Americans aren’t incredibly concerned about the wide income gap between the very rich and the very poor, even though it's bigger issue in the United States than any other advanced economy. And it's growing.

According to recently released figures from the Pew Research Center, the U.S. has an income ratio more than triple the ratio in countries like Italy, Britain and France. Americans in the top fifth of the income stream make an average of nearly 17 times what those in the bottom fifth earn. Yet, while three-quarters of Italians, half of Britons and about two-thirds of French people think the (much smaller) gaps in their countries are a very big problem, less than half of Americans feel the same.[...]

Heidi Shierholz, a labor market economist with the nonprofit Economic Policy Institute, thinks an opportunity myth is partially to blame.

“I think there are a lot of myths about opportunity in the United States,” she said. “There’s this definite idea or belief in the American Dream and ‘pulling yourself up by your bootstraps,’ that can happen here, but it’s a lot less common than people think.”

The best predictor of your income, she pointed out, is your parents’ income, which indicates that there is very little movement in reality.

Amy Traub, a senior policy analyst with the left-leaning policy center Demos, agrees.

“There’s this Horatio Alger story which was always a myth,” she said, referring to the author famous for writing tales of impoverished boys who climbed their way to economic security. But, she added, upward mobility used to be more of a reality than it is now and public opinion hasn’t caught up to the new, somewhat harsher, circumstances.

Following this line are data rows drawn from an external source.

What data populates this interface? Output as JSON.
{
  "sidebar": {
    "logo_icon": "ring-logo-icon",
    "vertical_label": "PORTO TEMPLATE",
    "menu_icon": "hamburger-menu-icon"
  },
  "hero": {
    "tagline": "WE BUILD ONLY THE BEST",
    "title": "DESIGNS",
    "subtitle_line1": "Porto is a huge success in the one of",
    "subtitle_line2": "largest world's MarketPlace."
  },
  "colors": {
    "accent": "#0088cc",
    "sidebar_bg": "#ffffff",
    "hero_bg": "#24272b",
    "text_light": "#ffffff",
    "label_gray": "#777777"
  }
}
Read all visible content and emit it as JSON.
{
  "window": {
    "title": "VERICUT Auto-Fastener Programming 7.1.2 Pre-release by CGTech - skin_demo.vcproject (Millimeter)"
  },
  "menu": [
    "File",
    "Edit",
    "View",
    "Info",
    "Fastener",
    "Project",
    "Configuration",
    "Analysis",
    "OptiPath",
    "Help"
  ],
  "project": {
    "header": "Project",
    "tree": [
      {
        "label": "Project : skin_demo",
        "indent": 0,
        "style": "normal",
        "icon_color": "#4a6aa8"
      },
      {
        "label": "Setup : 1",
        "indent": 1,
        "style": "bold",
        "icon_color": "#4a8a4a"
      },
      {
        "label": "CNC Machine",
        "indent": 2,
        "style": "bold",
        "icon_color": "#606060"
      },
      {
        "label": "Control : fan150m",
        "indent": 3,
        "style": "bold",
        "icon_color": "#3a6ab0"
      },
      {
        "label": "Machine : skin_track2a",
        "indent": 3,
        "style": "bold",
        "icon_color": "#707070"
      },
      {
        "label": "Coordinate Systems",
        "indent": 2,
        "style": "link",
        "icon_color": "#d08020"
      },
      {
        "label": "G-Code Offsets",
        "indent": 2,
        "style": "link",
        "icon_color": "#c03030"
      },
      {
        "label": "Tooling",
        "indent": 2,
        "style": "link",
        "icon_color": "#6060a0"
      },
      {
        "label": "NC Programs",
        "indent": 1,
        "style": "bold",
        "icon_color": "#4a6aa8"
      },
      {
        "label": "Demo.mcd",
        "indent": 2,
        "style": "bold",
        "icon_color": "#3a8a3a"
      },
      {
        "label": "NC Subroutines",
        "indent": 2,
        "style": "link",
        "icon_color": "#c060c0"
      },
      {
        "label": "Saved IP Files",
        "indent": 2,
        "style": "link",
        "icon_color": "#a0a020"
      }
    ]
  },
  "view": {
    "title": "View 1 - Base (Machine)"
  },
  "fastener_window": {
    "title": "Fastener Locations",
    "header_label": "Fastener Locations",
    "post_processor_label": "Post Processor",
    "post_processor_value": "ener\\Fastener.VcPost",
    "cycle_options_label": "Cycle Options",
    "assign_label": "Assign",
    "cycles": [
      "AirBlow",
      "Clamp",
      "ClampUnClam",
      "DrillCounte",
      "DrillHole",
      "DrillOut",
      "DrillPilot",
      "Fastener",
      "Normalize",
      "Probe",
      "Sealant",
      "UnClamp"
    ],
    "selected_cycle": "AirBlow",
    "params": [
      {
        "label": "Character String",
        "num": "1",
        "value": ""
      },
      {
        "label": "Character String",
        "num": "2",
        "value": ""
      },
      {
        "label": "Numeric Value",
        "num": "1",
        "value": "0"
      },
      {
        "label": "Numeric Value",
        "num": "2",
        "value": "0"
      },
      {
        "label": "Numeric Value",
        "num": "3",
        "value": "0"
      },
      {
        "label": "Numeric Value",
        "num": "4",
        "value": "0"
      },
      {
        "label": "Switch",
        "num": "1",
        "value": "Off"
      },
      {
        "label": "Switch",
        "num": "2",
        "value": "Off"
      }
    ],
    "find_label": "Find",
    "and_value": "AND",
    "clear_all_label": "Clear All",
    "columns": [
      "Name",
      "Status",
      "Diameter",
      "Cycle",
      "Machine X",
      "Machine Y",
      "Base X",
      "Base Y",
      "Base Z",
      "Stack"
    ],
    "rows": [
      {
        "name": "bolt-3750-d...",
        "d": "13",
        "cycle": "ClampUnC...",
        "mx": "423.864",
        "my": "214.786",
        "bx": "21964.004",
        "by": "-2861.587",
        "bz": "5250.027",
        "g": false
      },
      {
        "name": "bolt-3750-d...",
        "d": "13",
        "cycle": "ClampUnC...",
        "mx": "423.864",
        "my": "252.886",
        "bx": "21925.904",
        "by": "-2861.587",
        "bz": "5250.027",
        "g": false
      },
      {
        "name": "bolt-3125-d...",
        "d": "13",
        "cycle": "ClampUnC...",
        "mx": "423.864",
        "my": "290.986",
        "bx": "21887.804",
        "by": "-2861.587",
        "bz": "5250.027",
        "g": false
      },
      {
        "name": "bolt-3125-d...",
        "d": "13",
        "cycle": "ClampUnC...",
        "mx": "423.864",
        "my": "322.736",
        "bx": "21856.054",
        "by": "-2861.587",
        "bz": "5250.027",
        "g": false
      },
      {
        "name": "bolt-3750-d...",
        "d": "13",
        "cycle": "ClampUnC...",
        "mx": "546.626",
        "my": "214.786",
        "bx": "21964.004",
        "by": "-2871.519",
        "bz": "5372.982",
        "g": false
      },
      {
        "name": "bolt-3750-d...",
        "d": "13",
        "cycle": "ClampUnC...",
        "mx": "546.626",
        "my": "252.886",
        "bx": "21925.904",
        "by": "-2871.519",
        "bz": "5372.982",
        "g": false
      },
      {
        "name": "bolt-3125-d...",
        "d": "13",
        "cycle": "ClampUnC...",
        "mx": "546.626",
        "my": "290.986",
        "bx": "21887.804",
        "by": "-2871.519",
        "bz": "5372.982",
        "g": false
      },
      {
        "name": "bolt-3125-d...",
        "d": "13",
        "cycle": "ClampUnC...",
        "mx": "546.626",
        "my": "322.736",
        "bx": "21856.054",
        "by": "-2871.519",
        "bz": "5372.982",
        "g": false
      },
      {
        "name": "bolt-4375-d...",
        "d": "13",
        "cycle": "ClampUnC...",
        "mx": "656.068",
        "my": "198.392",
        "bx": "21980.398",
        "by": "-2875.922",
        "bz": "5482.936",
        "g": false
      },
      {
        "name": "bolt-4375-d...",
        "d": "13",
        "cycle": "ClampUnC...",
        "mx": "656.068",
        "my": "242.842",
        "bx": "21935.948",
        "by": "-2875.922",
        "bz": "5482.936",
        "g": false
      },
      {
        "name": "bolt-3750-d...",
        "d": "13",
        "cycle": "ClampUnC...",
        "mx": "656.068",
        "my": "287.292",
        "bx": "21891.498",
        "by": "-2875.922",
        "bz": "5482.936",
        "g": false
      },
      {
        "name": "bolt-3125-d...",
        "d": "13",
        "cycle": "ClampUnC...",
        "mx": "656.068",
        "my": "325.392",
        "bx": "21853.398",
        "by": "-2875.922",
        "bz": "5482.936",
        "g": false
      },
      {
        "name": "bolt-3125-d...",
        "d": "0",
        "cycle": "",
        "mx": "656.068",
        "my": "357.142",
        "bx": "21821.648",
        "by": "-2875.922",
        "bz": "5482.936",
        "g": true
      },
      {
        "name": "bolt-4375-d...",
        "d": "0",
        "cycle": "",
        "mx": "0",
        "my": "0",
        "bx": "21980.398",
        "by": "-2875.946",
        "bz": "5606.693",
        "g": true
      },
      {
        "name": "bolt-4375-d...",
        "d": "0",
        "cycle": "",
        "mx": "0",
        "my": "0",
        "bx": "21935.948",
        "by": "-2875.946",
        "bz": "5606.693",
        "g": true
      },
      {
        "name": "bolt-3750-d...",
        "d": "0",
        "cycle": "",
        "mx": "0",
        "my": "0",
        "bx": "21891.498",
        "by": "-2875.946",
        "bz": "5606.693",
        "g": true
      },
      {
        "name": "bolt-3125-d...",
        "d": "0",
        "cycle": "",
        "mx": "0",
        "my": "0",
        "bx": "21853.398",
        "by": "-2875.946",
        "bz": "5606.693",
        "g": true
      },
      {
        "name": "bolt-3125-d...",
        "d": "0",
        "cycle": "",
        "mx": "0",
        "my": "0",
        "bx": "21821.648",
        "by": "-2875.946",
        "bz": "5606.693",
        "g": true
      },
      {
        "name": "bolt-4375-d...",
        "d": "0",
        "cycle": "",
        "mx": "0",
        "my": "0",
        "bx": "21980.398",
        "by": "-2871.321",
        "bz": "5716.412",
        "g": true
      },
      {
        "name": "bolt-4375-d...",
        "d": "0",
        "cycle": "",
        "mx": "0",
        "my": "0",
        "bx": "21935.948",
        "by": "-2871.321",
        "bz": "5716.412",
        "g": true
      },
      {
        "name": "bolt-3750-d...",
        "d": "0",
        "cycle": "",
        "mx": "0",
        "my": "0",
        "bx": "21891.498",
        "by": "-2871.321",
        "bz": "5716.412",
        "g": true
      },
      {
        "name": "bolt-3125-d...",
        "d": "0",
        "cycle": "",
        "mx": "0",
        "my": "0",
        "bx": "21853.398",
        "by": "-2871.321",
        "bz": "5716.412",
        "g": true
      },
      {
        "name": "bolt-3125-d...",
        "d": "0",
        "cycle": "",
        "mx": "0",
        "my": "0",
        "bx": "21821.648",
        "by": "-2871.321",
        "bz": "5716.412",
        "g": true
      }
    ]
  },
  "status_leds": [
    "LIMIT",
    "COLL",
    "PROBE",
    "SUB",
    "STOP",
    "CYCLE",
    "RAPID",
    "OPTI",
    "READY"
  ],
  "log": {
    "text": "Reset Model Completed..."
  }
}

“There used to be a lot of truth to that idea,” she said. “It’s going to take time for the idea that we have tremendous opportunity for upward mobility to be eroded by reality.” [...]

Both Shierholz and Traub think American concern about the income gap might see an upturn in the future, though.

It’s now part of the public discourse where for so long it was “fringey,” Shierholz said. President Obama has made it the focal point of several recent speeches. The Occupy movement gained widespread coverage and more recent fast-food worker strikes have gained attention. Stories about companies like Walmart holding holiday food drives for employees who do not earn enough to support themselves have generated public outrage.

“People are taking a stand at least in their own lives in a way that we haven’t seen until recently,” Traub said, noting that Americans continue to believe that everybody should work but that workers who are doing their jobs shouldn’t be stuck in poverty.

She pointed to polls that show support for raising minimum wage and cities that have increased their own minimum wages as a “kind of awareness and concern that actually changes policy.”